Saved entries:

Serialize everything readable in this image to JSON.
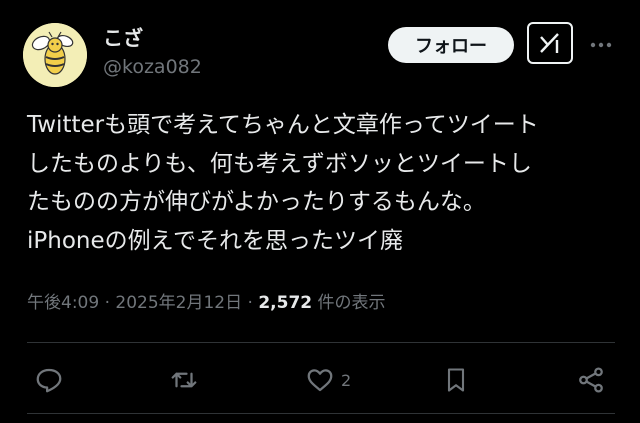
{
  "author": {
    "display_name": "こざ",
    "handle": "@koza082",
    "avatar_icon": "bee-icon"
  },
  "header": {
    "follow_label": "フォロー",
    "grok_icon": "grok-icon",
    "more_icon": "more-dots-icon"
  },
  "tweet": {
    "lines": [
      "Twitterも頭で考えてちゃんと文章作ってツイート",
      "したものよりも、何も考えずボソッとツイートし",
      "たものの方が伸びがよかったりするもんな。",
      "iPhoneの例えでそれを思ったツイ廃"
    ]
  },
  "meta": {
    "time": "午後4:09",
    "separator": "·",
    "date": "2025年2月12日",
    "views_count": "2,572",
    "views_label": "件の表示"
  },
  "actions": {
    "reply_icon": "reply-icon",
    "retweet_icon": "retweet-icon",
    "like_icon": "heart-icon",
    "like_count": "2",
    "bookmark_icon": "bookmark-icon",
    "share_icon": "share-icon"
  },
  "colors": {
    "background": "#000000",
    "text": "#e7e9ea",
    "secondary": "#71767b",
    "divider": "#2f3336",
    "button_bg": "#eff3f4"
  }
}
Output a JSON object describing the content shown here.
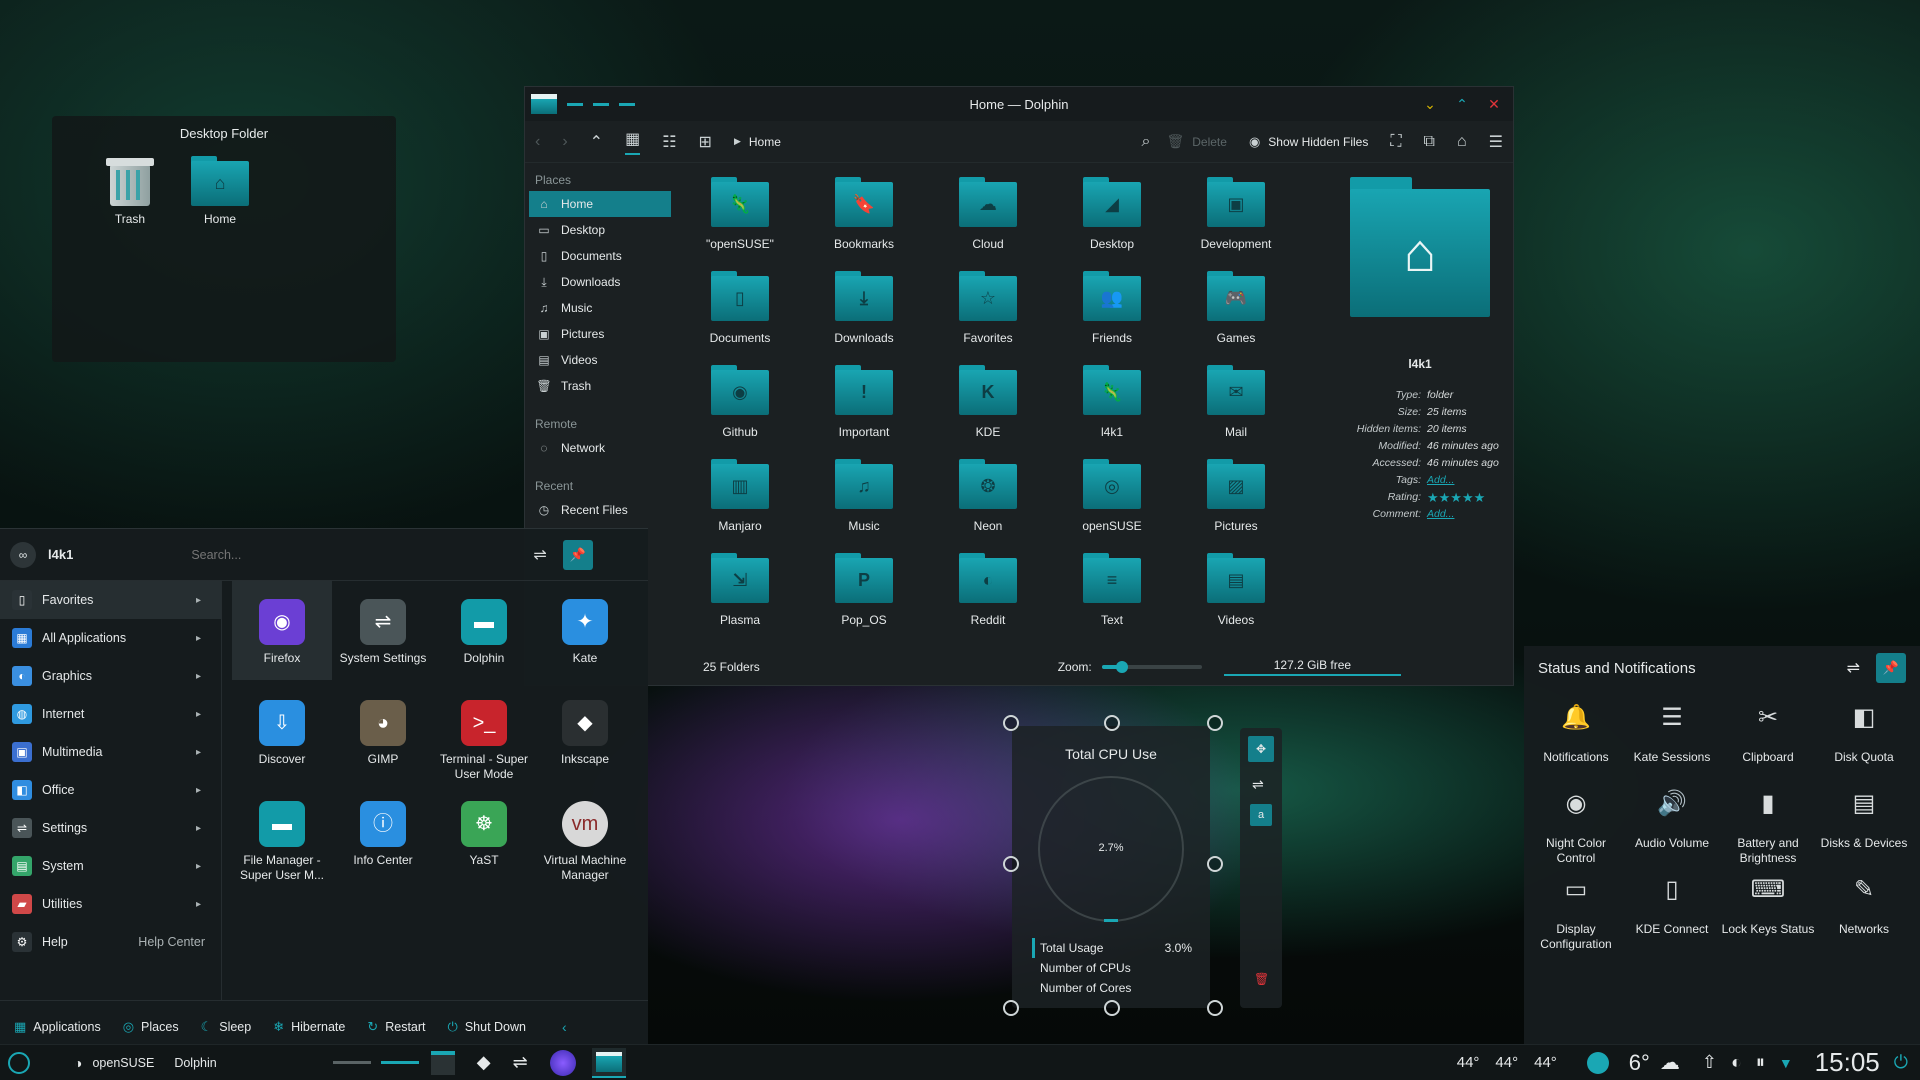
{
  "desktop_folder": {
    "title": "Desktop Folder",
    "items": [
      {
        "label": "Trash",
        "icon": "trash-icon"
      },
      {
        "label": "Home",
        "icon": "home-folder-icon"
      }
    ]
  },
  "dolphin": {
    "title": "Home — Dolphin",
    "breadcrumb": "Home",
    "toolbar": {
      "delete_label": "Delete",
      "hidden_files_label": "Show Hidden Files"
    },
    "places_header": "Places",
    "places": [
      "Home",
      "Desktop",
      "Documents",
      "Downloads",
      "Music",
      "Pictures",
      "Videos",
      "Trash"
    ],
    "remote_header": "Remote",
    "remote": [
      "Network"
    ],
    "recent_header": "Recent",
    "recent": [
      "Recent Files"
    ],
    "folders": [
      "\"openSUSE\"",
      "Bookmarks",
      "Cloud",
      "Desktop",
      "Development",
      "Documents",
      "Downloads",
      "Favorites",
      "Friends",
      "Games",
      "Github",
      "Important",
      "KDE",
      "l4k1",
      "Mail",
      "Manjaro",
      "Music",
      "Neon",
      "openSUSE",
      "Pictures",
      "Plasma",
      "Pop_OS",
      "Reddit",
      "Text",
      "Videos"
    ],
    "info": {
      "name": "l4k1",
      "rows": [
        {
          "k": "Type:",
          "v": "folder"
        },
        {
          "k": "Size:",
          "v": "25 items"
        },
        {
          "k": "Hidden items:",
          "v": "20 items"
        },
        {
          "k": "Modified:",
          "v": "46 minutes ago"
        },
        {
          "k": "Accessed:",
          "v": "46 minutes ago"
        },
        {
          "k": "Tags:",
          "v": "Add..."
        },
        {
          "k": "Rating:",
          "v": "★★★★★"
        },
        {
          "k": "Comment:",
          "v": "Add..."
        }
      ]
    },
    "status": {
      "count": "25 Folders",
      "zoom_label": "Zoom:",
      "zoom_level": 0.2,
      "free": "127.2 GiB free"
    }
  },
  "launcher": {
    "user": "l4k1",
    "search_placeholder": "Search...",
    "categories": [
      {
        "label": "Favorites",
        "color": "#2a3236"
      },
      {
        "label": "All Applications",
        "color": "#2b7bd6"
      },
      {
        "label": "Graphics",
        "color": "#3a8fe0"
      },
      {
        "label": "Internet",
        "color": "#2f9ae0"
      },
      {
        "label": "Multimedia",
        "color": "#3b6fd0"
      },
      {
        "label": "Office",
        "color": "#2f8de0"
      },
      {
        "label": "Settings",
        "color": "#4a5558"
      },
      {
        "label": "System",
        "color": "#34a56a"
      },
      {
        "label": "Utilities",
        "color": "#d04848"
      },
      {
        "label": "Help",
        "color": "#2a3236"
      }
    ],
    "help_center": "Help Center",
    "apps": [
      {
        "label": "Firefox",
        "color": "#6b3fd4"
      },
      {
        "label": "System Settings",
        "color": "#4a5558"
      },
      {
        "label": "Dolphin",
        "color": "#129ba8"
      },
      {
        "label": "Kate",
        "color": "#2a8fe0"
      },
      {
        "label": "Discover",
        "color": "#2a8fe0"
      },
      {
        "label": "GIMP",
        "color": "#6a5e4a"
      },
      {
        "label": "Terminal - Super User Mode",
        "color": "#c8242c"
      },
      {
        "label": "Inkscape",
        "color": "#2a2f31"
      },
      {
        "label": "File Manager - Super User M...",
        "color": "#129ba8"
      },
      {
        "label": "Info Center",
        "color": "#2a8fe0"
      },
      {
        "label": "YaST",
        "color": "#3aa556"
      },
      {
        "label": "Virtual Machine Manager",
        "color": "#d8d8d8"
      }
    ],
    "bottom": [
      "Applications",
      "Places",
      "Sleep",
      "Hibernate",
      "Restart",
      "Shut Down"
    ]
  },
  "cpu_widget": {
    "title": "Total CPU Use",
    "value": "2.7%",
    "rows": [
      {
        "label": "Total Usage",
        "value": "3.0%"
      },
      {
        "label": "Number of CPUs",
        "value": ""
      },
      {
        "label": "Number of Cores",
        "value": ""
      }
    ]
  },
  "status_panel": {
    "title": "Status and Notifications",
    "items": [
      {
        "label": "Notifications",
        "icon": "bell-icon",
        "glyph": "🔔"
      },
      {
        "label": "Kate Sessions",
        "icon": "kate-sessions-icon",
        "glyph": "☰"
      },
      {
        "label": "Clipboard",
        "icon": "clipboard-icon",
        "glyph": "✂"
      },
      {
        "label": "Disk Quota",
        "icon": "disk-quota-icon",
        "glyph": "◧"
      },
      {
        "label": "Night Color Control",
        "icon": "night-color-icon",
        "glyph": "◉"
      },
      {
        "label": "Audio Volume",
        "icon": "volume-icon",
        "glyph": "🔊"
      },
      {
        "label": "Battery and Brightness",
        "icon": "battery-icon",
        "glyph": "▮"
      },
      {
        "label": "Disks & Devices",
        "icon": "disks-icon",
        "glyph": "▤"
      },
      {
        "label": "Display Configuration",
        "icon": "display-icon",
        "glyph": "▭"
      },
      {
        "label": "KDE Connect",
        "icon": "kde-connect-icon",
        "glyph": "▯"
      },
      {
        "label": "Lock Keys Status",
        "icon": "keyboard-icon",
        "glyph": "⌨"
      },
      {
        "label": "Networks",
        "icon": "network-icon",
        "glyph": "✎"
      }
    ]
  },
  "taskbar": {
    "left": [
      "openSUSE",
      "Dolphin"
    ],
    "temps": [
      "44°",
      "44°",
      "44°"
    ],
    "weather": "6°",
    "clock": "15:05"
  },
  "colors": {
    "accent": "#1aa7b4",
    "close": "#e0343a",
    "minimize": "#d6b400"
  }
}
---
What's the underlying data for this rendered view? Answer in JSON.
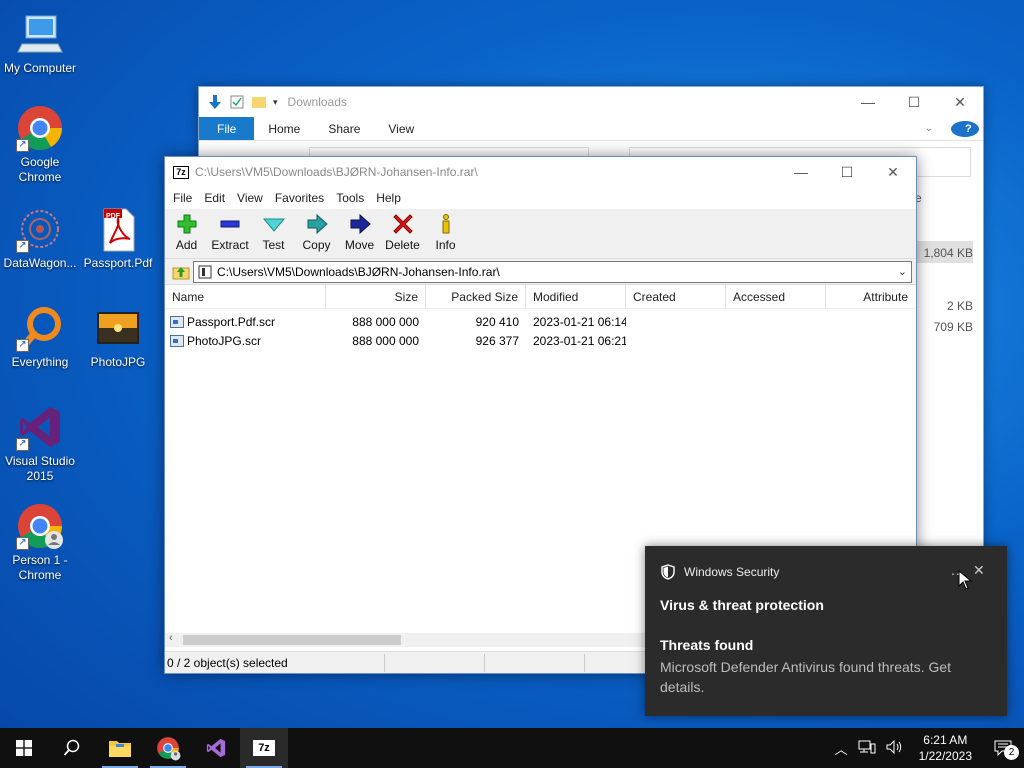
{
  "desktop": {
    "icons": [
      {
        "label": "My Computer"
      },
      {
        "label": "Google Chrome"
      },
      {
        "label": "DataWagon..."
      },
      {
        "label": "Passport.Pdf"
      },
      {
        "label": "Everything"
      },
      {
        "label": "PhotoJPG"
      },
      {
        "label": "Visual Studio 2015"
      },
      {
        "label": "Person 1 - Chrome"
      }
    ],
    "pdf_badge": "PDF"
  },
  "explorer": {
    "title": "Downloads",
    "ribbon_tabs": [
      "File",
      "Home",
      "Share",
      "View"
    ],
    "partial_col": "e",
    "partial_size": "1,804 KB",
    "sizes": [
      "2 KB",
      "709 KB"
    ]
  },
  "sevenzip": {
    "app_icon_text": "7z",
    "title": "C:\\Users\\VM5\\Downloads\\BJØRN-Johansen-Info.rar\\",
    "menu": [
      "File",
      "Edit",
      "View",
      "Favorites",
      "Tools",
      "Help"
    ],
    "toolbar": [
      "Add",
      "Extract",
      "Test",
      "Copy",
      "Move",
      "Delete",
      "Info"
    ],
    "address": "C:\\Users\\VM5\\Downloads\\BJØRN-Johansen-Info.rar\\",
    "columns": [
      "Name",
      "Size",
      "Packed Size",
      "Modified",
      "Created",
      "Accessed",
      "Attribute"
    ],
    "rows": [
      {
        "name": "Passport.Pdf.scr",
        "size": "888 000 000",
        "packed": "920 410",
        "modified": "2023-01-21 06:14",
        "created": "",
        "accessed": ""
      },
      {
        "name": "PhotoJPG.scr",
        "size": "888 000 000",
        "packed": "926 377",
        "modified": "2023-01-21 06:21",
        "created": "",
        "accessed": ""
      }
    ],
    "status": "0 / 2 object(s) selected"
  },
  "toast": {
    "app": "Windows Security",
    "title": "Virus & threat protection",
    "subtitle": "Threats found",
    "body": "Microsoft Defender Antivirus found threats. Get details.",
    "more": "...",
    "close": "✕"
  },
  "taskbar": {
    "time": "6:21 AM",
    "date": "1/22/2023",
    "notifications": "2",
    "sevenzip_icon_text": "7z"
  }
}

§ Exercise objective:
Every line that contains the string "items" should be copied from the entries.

§ Answer to the exercise:
    "items": [
          "v": "25 items"
          "k": "Hidden items:",
          "v": "20 items"
    "items": [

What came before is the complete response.